2016-01-07 / Around Town

DiPalma Backs Truck Tolls

By Tom Walsh

Sen. Louis DiPalma Sen. Louis DiPalma State Sen. Louis P. DiPalma, DMiddletown, supports imposing a new highway toll on 18-wheel trucks and maintains that he would also back state borrowing for infrastructure projects provided that it leads to quicker action to repair Rhode Island's worst roads and bridges.

“We need to get some of this work done sooner rather than later,” DiPalma said in an interview with Newport This Week as the Assembly returned to the Statehouse to open its 2016 session. He said the state has failed to properly maintain many of its roads and bridges. “Provided we maintain these structures as we should have in the past, the big costs go away until sometime in the future,” he added. “What we have now is a billion dollar problem.”

In 2014, DiPalma, whose District 12 Senate seat includes Tiverton, Little Compton and a portion of Newport as well as Middletown, steadfastly opposed a plan to collect tolls from all vehicles using the then-new Sakonnet River Bridge. The Sakonnet tolling plan was subsequently nixed by the General Assembly.

Now, he said, the Rhode Island Turnpike and Bridge Authority (RITBA), which is responsible for maintaining the Sakonnet span has sufficient state funding to perform routine maintenance on its bridges without new tolls for that purpose. RITBA also maintains the Newport Claiborne Pell, Jamestown and Mount Hope bridges.

Rhode Island is reported to lead the nation in the disrepair of its highways and bridges.
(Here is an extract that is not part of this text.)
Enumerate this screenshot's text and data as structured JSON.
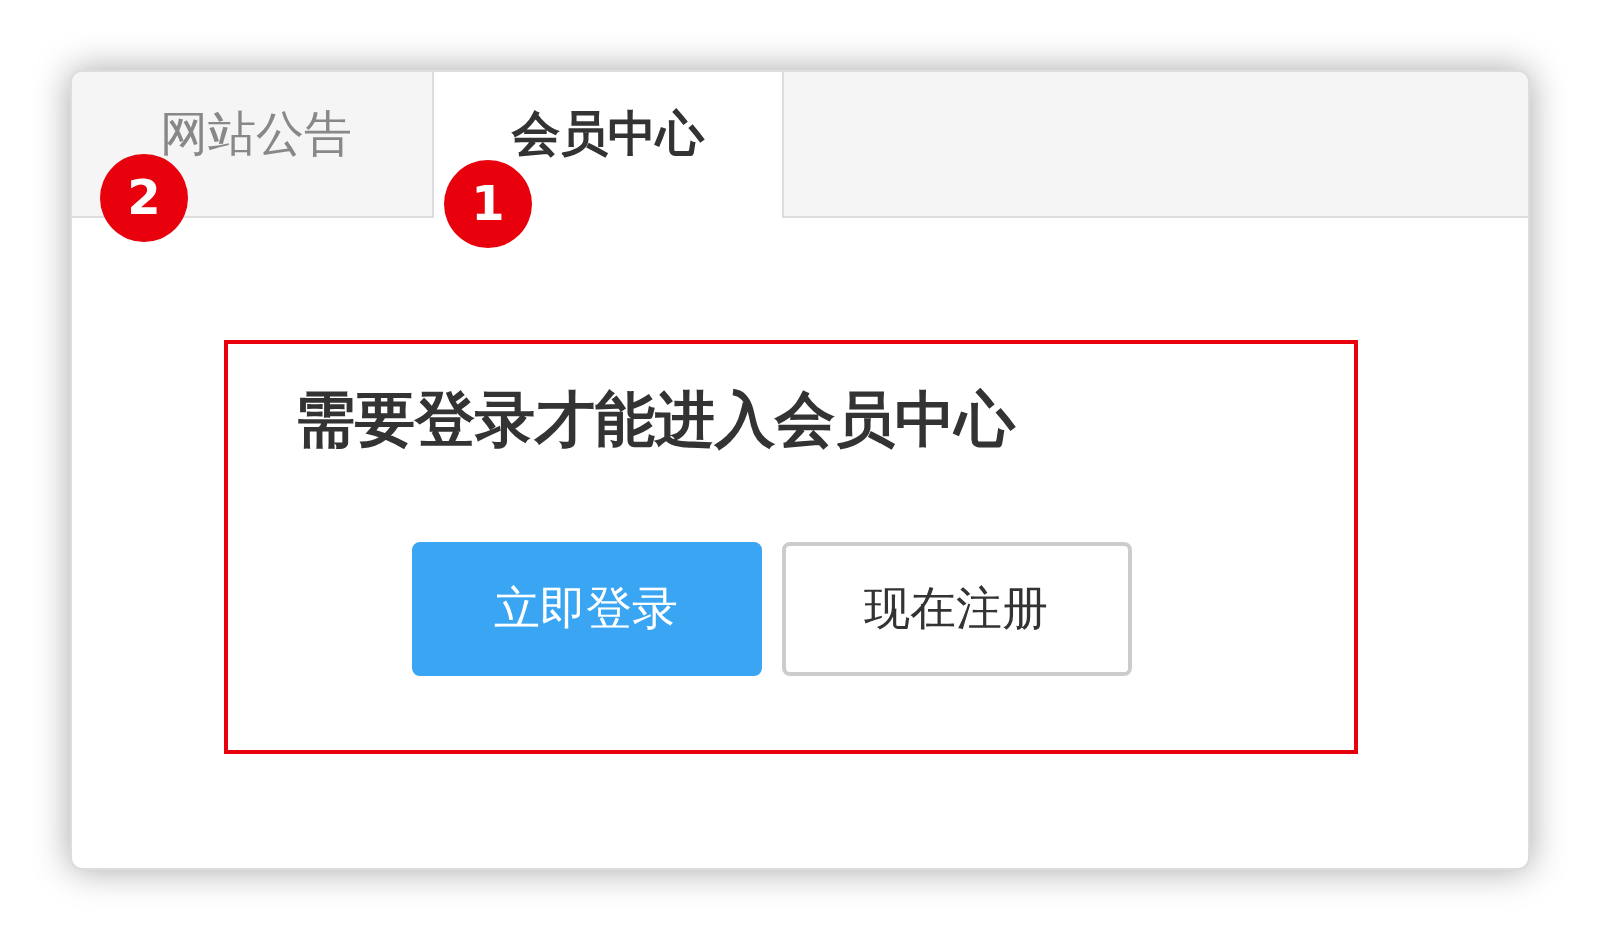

Gov. Gina M. Raimondo has proposed tolls on so-called big-rig trucks to pay for infrastructure repair. “Rhode- Works,” as the governor has called her plan to finance infrastructure repair, would issue $600 million in bonds this July for immediate road improvements. Future toll revenue would in theory pay for these bonds.

According to DiPalma, electronics for the scrubbed Sakonnet bridge toll gantry have been removed, but the gantry structure itself remains. If the Assembly ultimately enacts the governor’s legislation needed to make all of this happen, DiPalma said, then the state should “take the gantry off that bridge and put it somewhere else.”

A significant roadblock to getting necessary legislation enacted may have been removed on Tuesday, Jan. 5, when the governor made public her preliminary list of 14 sites for truck toll gantries.

None of the sites, according to the state Department of Transportation’s map, are on or near Aquidneck Island.

Most of the sites would be placed on major interstate highways in the Providence metropolitan area. Two are on southern portions of Interstate Route 95 and four are on Route 295 that circumvents the metro area.

“I believe we can get this done sooner or later,” DiPalma said. “We will probably have a vigorous and robust debate on it. But I’m not one for kicking the can down the road any longer.”

According to a Rhode Island Department of Transportation listing of the state’s bridges and their condition, one Newport bridge - on Armstrong Avenue near the Gate 4 Naval Access Road was rated as “poor.” Several others were rated as “fair.” They include the Van Zandt Avenue railroad bridge, the Goat Island causeway and Ocean Avenue at Goose Neck Cove. In Middletown, two bridges were rated as just “fair.” They are Easton Pond Channel on Memorial Boulevard near Easton’s Beach and West Main Road over Norman Brook.

Beyond the state's roadways, Di- Palma, first elected to the Senate in 2008 after serving on the Middletown Town Council for four years, has long been concerned about the performance of the state Department of Children, Youth and Families (DCYF).

“We need to continue our oversight of DCYF,” he said, adding that Senate President M. Teresa Paiva Weed continues to be concerned with this matter as well. He said a Senate DCYF Task Force convened in 2014 continues to meet and that many Rhode Island children “are counting on us to get this right.”

DiPalma said that two things are most important on this issue– first, improving the lives of those in DCYF care and, secondly, prevention.

“I believe the governor is committed to improving the lives of children in our care,” DiPalma said. “But right now we are nowhere near where we need to be. The legislature will continue to be vigilant in its oversight of DCYF. Kids are really more importan - and a bigger challenge - than infrastructure. But kids and families just are not at the Statehouse. Someone has to be their voice.”

And, DiPalma concluded, “We need to fix this. DCYF still needs attention. Lives depend on it. Longterm, if we address this, some of the ills we have when kids become adults would be much less.”

The first vice chairman of the Senate Finance Committee said he plans to run for a fifth Senate term this year.

Return to top